Over the past few years, lobbyists who work for wealthy individuals and organizations have been selling legislators on the idea of vouchers to “allow parents to choose” which school they feel is right for their children. These lobbyists push private schools as the cure-all to any situation while working to divide us with topics like critical race theory, “parent’s rights,” etc.
But here’s something that typically isn’t mentioned: out of a total of 105 counties in Kansas, 64 have no private school options. On the flip side, guess which area has the most private schools? That’s right, Johnson County!
How does the proposal affect rural counties?
But, wait a minute, you’re probably thinking if there are no choices in 64 counties, students will continue to attend public schools, which means those schools won’t be hurt by vouchers. But not so fast, because, there’s only a certain amount of funding available.
The money for those vouchers gets diverted from local public school funds. the more vouchers that are provided to wealthy families in Johnson County for private schools, the less money that is available to local public schools.
Think of it this way: let’s say for simplicity sake that the total budget for public schools in the state is $100 million and your local public school district gets $10 million.
Now, if $30 million goes to vouchers for students in Johnson County, your local public school’s budget will shrink to $7 million. If your district is already having a hard enough time recruiting and hiring teachers, buying supplies, etc., think what a budget reduction of almost a third will do.
But aren’t there poor families in Johnson County who could benefit?
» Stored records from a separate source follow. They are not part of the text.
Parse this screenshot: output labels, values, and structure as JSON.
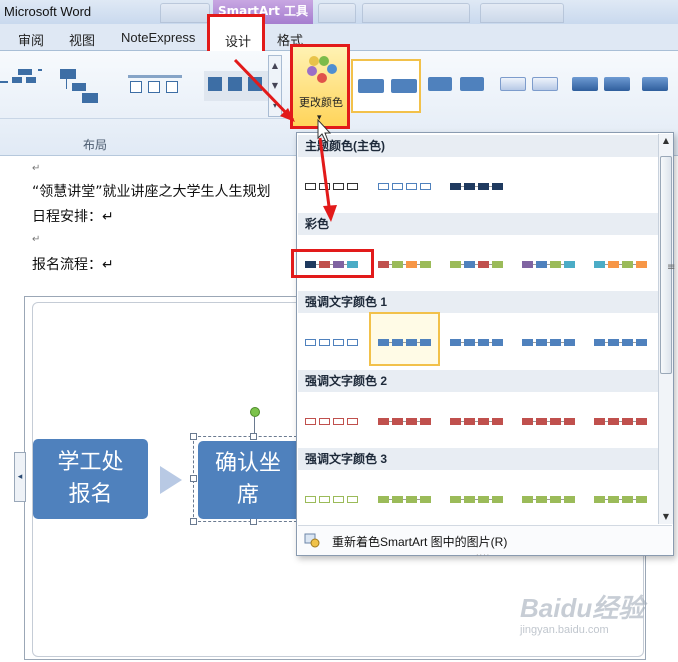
{
  "window": {
    "app_title": "Microsoft Word",
    "context_tab": "SmartArt 工具"
  },
  "tabs": [
    {
      "label": "审阅"
    },
    {
      "label": "视图"
    },
    {
      "label": "NoteExpress"
    },
    {
      "label": "设计"
    },
    {
      "label": "格式"
    }
  ],
  "ribbon": {
    "layout_group_label": "布局",
    "change_color_label": "更改颜色",
    "dropdown_arrow": "▾",
    "scroll_up": "▲",
    "scroll_down": "▼",
    "scroll_more": "▾"
  },
  "document": {
    "lines": [
      "“领慧讲堂”就业讲座之大学生人生规划",
      "日程安排：↵",
      "报名流程：↵"
    ],
    "para_mark": "↵"
  },
  "smartart": {
    "left_tab_glyph": "◂",
    "box1": "学工处报名",
    "box2": "确认坐席"
  },
  "dropdown": {
    "sections": [
      {
        "title": "主题颜色(主色)"
      },
      {
        "title": "彩色"
      },
      {
        "title": "强调文字颜色 1"
      },
      {
        "title": "强调文字颜色 2"
      },
      {
        "title": "强调文字颜色 3"
      }
    ],
    "footer_label": "重新着色SmartArt 图中的图片(R)",
    "scroll_up": "▲",
    "scroll_down": "▼",
    "grip": "≡",
    "bottom_grip": "····"
  },
  "colors": {
    "accent_blue": "#4f81bd",
    "highlight_red": "#e21a1a",
    "selection_gold": "#f2c14a",
    "accent2_red": "#c0504d",
    "accent3_green": "#9bbb59"
  },
  "watermark": {
    "logo": "Baidu经验",
    "sub": "jingyan.baidu.com"
  }
}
There are–but they won’t get help here.
Tuition for many of the private schools is close to $15,000 annually, some around $25,000. A voucher would likely be worth around $5,000. No struggling family is going to be able to come up with another $10-20,000 per child to send them to a private school. But if you’re already wealthy and sending your children to a private institution, getting $5,000 “back” per kiddo is a nice windfall.
And these top schools are already full. But perhaps new schools will appear to meet the market.
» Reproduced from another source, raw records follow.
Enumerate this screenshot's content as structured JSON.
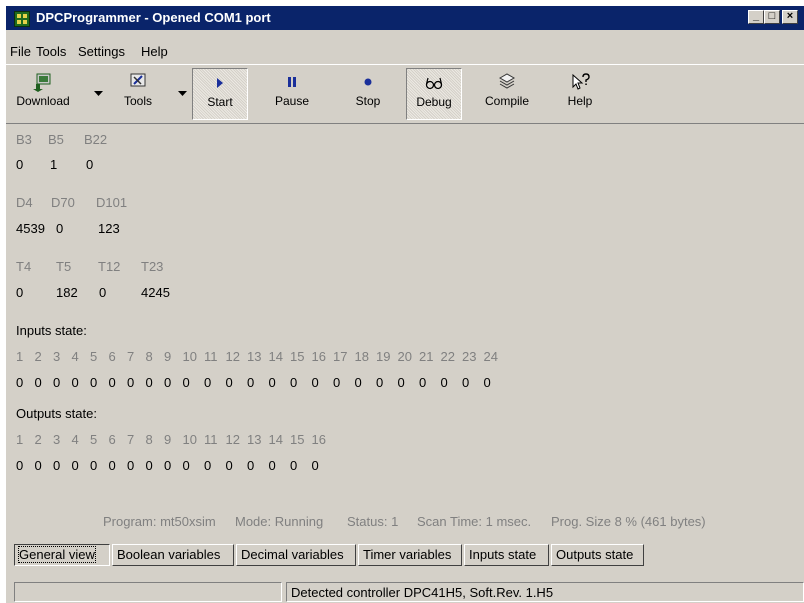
{
  "window": {
    "title": "DPCProgrammer - Opened COM1 port",
    "controls": {
      "minimize": "_",
      "maximize": "□",
      "close": "×"
    }
  },
  "menu": {
    "items": [
      "File",
      "Tools",
      "Settings",
      "Help"
    ]
  },
  "toolbar": {
    "buttons": [
      {
        "label": "Download",
        "icon": "download-icon"
      },
      {
        "label": "Tools",
        "icon": "tools-icon"
      },
      {
        "label": "Start",
        "icon": "play-icon",
        "pressed": true
      },
      {
        "label": "Pause",
        "icon": "pause-icon"
      },
      {
        "label": "Stop",
        "icon": "stop-icon"
      },
      {
        "label": "Debug",
        "icon": "glasses-icon",
        "pressed": true
      },
      {
        "label": "Compile",
        "icon": "compile-icon"
      },
      {
        "label": "Help",
        "icon": "help-arrow-icon"
      }
    ]
  },
  "boolean_vars": {
    "labels": [
      "B3",
      "B5",
      "B22"
    ],
    "values": [
      "0",
      "1",
      "0"
    ]
  },
  "decimal_vars": {
    "labels": [
      "D4",
      "D70",
      "D101"
    ],
    "values": [
      "4539",
      "0",
      "123"
    ]
  },
  "timer_vars": {
    "labels": [
      "T4",
      "T5",
      "T12",
      "T23"
    ],
    "values": [
      "0",
      "182",
      "0",
      "4245"
    ]
  },
  "inputs_state": {
    "title": "Inputs state:",
    "channels": [
      "1",
      "2",
      "3",
      "4",
      "5",
      "6",
      "7",
      "8",
      "9",
      "10",
      "11",
      "12",
      "13",
      "14",
      "15",
      "16",
      "17",
      "18",
      "19",
      "20",
      "21",
      "22",
      "23",
      "24"
    ],
    "values": [
      "0",
      "0",
      "0",
      "0",
      "0",
      "0",
      "0",
      "0",
      "0",
      "0",
      "0",
      "0",
      "0",
      "0",
      "0",
      "0",
      "0",
      "0",
      "0",
      "0",
      "0",
      "0",
      "0",
      "0"
    ]
  },
  "outputs_state": {
    "title": "Outputs state:",
    "channels": [
      "1",
      "2",
      "3",
      "4",
      "5",
      "6",
      "7",
      "8",
      "9",
      "10",
      "11",
      "12",
      "13",
      "14",
      "15",
      "16"
    ],
    "values": [
      "0",
      "0",
      "0",
      "0",
      "0",
      "0",
      "0",
      "0",
      "0",
      "0",
      "0",
      "0",
      "0",
      "0",
      "0",
      "0"
    ]
  },
  "status_line": {
    "program": "Program: mt50xsim",
    "mode": "Mode: Running",
    "status": "Status: 1",
    "scan_time": "Scan Time: 1 msec.",
    "prog_size": "Prog. Size 8 %  (461 bytes)"
  },
  "tabs": [
    "General view",
    "Boolean variables",
    "Decimal variables",
    "Timer variables",
    "Inputs state",
    "Outputs state"
  ],
  "active_tab": "General view",
  "statusbar": {
    "message": "Detected controller DPC41H5, Soft.Rev. 1.H5"
  },
  "colors": {
    "titlebar": "#0a246a",
    "face": "#d4d0c8",
    "label_grey": "#808080",
    "icon_blue": "#1a2f9a"
  }
}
What we have seen happening in those states is the proliferation of “pop up” schools. Essentially, as more money is drained from the public schools, fly-by-night organizations or individuals come into the area and set up charter schools or other forms of private schooling, often in strip malls.
With no oversight or accountability (as prescribed through the bills being passed), these pop-up schools are ripe for fraudulent practices. Many of them end up closing within four or five years, which is enough time for the owners to stuff their pockets with voucher money while providing little in terms of actual education.